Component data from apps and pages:
-=-=-=-=-

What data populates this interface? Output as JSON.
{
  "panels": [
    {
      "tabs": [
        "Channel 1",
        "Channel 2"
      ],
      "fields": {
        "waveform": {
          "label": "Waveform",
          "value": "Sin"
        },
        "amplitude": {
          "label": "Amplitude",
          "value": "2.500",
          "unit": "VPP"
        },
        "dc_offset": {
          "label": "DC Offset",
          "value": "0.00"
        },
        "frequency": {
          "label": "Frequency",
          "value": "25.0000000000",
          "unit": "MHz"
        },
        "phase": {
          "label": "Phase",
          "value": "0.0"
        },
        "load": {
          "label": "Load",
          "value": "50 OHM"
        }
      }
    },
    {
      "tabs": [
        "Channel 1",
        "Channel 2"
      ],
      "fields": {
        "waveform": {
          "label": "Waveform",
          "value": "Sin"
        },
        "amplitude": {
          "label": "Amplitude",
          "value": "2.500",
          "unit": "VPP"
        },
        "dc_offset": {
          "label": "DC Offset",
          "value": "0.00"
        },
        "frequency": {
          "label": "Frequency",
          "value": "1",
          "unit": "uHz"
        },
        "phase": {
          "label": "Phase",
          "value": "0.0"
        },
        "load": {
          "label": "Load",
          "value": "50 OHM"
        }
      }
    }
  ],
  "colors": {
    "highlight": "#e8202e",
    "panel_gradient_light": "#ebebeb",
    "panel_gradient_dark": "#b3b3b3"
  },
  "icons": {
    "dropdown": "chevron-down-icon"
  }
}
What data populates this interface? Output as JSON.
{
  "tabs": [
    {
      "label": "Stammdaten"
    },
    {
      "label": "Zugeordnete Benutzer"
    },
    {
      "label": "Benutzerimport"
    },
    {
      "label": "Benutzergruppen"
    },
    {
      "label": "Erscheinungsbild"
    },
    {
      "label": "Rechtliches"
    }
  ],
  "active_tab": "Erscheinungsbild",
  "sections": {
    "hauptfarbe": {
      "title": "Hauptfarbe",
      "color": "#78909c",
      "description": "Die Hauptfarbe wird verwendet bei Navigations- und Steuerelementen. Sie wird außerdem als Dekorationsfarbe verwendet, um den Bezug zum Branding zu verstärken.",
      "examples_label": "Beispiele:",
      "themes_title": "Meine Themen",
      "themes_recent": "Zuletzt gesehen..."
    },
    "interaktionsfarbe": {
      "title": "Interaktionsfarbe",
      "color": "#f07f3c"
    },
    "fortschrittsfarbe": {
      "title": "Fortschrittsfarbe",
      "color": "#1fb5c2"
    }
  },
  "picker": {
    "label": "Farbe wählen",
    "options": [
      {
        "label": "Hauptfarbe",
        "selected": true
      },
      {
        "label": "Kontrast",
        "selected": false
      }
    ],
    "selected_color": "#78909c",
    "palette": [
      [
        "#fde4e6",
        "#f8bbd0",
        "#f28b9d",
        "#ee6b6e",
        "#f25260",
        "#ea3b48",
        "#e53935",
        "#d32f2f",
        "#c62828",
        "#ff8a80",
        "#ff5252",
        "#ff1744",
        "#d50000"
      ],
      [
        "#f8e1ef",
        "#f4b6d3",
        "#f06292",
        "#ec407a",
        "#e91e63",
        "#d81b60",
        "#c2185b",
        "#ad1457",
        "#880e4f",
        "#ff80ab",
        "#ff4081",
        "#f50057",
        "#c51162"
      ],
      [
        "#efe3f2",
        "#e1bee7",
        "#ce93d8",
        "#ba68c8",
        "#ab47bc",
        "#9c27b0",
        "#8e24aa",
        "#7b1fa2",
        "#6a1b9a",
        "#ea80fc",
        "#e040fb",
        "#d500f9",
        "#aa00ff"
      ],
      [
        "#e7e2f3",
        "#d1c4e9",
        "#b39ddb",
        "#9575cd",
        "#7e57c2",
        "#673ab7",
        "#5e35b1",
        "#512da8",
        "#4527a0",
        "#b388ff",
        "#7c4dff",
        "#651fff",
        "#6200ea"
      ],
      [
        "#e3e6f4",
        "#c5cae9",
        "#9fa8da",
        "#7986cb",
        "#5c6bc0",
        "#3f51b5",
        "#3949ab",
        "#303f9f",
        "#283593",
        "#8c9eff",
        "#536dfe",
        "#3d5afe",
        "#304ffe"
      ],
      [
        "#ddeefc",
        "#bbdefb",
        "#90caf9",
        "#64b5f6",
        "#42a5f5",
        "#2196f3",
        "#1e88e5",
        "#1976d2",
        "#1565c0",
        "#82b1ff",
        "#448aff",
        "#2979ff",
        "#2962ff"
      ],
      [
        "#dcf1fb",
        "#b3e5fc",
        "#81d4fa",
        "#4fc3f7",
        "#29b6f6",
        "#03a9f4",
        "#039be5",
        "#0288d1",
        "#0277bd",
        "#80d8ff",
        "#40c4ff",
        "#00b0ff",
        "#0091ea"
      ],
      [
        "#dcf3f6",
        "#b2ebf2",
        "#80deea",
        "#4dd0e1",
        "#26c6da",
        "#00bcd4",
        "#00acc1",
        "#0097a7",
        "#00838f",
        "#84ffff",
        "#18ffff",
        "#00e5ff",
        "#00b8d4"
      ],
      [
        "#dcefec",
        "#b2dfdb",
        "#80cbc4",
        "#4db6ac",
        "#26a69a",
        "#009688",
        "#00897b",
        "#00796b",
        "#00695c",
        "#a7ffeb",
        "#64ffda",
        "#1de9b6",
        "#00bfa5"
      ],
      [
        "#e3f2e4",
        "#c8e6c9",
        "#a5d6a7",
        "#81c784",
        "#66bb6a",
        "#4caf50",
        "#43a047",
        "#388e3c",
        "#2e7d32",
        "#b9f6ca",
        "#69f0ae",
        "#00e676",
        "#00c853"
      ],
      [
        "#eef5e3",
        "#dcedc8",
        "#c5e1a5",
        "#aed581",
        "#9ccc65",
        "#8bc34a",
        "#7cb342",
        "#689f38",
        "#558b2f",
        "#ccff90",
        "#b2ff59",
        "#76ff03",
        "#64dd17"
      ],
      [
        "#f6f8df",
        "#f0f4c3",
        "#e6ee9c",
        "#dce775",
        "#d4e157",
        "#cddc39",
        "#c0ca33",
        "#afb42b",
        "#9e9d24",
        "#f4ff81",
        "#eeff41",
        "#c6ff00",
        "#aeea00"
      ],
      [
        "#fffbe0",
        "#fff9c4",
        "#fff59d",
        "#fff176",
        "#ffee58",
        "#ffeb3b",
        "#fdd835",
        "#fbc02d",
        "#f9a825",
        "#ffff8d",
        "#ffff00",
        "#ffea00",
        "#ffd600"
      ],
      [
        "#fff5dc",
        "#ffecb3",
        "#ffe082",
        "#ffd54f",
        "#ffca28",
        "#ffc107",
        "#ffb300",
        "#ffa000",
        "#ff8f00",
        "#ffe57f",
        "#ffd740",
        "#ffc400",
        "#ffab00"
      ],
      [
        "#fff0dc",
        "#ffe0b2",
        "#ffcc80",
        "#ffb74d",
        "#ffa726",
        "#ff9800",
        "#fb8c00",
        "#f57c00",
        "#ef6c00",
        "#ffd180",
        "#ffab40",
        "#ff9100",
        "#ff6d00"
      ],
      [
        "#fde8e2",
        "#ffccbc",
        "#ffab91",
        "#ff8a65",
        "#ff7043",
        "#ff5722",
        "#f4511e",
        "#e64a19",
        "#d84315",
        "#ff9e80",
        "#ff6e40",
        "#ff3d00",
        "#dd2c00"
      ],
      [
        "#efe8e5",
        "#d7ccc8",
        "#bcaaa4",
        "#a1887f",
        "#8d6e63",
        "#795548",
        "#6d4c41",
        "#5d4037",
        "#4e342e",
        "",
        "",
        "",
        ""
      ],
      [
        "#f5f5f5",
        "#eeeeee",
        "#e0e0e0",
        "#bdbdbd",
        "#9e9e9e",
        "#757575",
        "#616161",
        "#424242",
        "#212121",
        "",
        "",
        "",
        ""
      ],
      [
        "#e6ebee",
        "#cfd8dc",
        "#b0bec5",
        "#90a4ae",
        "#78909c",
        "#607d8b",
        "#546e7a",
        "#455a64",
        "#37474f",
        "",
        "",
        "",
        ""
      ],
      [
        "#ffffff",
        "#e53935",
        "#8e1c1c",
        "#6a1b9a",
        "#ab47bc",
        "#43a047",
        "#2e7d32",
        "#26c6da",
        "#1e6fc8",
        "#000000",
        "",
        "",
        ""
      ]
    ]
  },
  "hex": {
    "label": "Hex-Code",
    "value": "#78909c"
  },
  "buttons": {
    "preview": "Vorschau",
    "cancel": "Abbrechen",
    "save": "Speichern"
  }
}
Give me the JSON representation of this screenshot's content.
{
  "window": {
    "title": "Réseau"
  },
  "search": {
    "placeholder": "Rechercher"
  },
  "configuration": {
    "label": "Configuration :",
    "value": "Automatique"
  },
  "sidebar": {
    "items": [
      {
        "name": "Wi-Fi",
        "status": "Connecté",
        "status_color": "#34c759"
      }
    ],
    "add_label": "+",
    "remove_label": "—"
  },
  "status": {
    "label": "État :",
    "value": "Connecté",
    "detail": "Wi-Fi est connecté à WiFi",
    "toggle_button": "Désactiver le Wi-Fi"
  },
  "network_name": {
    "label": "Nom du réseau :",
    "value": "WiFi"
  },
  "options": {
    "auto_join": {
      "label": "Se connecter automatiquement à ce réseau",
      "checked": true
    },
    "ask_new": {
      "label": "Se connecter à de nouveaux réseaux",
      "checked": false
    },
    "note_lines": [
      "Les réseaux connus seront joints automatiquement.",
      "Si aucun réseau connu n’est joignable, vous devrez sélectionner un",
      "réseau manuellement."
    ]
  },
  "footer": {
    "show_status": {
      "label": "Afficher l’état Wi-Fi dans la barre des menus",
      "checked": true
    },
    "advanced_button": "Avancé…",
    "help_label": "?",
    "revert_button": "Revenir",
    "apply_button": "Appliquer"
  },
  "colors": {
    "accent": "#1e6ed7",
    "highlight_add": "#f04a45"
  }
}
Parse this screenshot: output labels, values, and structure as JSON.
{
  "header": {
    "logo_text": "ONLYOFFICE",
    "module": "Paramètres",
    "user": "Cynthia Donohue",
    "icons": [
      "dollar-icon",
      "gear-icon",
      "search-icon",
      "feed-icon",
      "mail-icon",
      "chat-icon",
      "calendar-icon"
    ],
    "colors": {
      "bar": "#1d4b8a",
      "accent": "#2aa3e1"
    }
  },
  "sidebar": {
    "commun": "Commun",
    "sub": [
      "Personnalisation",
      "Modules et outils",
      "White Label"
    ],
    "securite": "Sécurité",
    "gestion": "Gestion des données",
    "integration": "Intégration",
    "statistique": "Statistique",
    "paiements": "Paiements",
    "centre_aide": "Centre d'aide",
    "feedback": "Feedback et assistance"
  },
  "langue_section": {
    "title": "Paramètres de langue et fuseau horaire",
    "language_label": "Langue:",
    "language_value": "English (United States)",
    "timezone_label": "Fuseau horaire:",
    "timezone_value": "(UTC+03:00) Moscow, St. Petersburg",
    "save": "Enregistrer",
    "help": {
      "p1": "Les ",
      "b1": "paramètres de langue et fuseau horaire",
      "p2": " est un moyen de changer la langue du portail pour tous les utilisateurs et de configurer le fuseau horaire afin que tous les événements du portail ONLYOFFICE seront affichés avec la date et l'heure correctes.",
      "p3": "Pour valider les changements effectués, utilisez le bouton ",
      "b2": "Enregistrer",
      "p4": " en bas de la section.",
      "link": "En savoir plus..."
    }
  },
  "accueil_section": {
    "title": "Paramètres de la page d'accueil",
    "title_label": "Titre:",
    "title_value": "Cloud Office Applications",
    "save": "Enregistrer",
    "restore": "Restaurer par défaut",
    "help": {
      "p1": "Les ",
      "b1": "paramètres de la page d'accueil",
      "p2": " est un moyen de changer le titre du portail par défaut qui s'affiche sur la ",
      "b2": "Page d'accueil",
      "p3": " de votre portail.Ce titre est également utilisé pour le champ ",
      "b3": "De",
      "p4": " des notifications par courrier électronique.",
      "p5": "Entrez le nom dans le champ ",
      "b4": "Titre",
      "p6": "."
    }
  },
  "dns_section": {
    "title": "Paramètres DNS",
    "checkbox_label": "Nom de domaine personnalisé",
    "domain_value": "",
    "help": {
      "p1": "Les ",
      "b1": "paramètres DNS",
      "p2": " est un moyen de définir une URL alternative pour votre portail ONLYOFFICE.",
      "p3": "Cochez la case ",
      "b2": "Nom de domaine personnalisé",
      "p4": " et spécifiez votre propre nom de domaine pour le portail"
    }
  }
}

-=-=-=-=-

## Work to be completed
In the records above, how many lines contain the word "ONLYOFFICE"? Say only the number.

## Written response
3